But Martha is of an earlier time, and this is not what the nouveau homemakers are about. They are not twinkling above us with their poinsettia wreaths; their appeal, in the parlance of Us Weekly, is to be “just like us.” In Homeward Bound, Matchar reminds us that Gen Y has been “encouraged in our creative pursuits since preschool.” So it follows that we would then be taken by someone who, like us, does not have much actual talent at crafting, and yet, has somehow made a lucrative career out of it. The thousands of sellers of Mason jar chandeliers on the craft-sale site Etsy only wish that they could have the success that Morin has achieved.
I am grateful to my parents for going against that Boomer trend of telling me I was good at everything. Even when I was a nine-year-old, we all agreed that my dioramas looked like old garbage. My parents assured me that by high school, my grades would no longer depend on arts and crafts projects, and I wouldn’t have to redo a correctly labeled hand-drawn map of Europe just because it was so hideous. Thank goodness for their sensible discouragement. Otherwise I might be spending my precious little free time making a wine rack from old coffee cans. Or worse, trying to sell other people on the idea of making a wine rack from old coffee cans.
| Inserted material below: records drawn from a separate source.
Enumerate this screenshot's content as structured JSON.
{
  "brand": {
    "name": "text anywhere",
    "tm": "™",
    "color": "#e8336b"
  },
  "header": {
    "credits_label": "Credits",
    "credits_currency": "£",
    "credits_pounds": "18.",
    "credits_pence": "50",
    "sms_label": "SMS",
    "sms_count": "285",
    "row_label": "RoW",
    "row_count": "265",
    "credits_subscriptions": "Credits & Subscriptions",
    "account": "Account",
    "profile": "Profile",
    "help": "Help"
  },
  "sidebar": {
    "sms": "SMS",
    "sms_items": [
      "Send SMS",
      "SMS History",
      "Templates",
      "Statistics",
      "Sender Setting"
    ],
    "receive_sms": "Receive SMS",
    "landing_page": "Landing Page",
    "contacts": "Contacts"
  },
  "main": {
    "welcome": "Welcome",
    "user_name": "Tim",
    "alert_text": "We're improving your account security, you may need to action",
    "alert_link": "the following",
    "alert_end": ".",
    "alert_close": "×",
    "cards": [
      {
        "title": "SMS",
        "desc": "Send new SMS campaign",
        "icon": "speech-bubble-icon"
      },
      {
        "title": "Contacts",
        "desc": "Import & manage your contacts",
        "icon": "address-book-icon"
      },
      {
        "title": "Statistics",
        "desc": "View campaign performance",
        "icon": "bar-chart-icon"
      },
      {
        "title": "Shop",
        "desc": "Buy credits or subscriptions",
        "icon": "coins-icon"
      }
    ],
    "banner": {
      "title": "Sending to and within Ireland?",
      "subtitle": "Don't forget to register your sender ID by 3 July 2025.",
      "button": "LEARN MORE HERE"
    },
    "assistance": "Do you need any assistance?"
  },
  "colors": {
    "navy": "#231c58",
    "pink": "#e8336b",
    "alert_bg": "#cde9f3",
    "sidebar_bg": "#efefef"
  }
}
Jessica Grose is a writer and editor and the author of the novel Sad Desk Salad.